On the surface, the scene looked like a group of regular people, sleepy eyed, and pounding back cups of coffee as the 8a.m conference began. But, throughout the day people slowly removed their shell and opened up about their projects: executive directors, media relation managers, tutors, and people with projects so new, they hadn't even started yet. The level of enthusiasm was unending.
I know that before I became directly affiliated and invested in a non-profit, all these efforts seemed the same. It appeared that everyone was trying to end poverty or fix the public school system. The conglomerate of good natured, human rights activists had it all handled. Isn't it easier to sit back and let those bright smiling Greenpeace canvassers do all the work? Aren't there, like, people who eat this kind of thing for breakfast, never growing tired?
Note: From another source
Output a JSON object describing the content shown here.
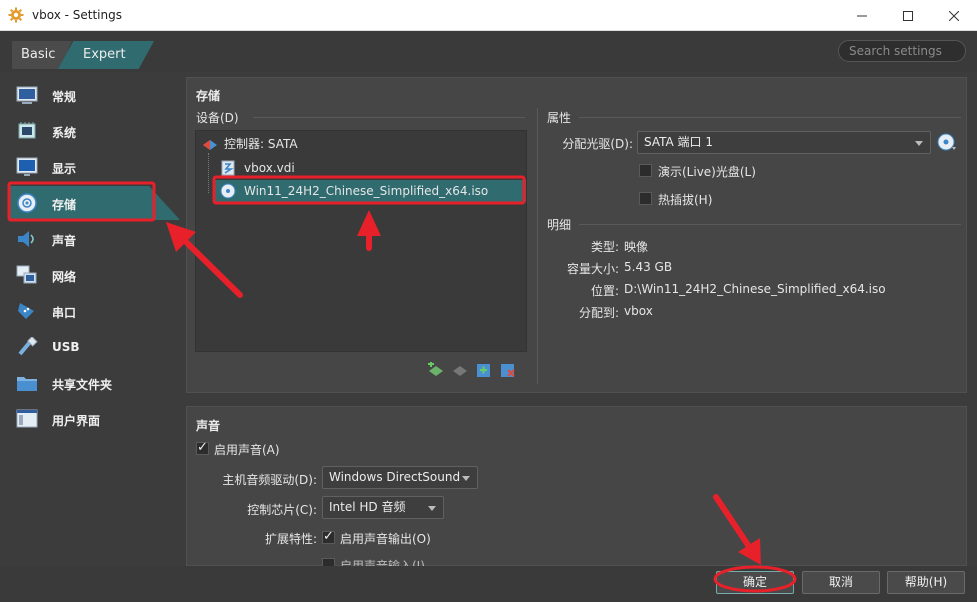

The answer is no! We are all so tired! It is so hard to be a non-profit, especially in the current financial situation (a phrase that can be applied to anything! What if your business or company solely relied on the kindness of others? What kind of business model is that you might ask? The non-profit kind!)
A big theme of the conference was unity among non-profits; lending a hand to multiple causes instead of just trying to pursue your own organization's best interest. In learning to become a community we can form an umbrella of service to Chicago.
So here's the main point: there are individuals in this world that actually change things. The rhetoric of "impact" and "social consciousness" does not come close to doing justice to the back-breaking, tiring work it takes to make a non-profit run. We do not operate on a massive corporate level. There are individuals in the totally American sense of the word, seeking out other individuals and offering a hand. Sometimes that hand is not graceful. Often it is overworked and underpaid.
The non-profit worker does not explode into inspirational song, with Cinderella's animated birds tweeting over their shoulder as they save lives and "make a difference."
Often they just talk to the community. Or read to a fourth-grader whose mom can't. Or take someone out to lunch for the day. And sometimes they embark on those life-affirming missions. It all takes time.
I thought I'd post a list of some of the organizations I learned about to better promote this sense of community, and recognize the stunning individuals who are helping make Chicago dynamic, safer, and bewitching in its contradictions and beauty:
The Black Star Project
The East Village Youth Program
Becoming We The People
And of course there's always our organization Femi Memorial Outreach.
And here is a little picture of Dan Bassill, the progenitor of it all, with one of his first mentee's Tramaine Ford. Tremaine grew up in Chicago's infamous Cabrini Green. Mr. Bassill worked with Cabrini Connections at the time. A video-making program initiative at Cabrini Connections handed Tramaine the camera that led to his career on Broadway, TV, and now his one-man show that is touring across the country at university campuses.
Get involved today! Comment and let me know what you think!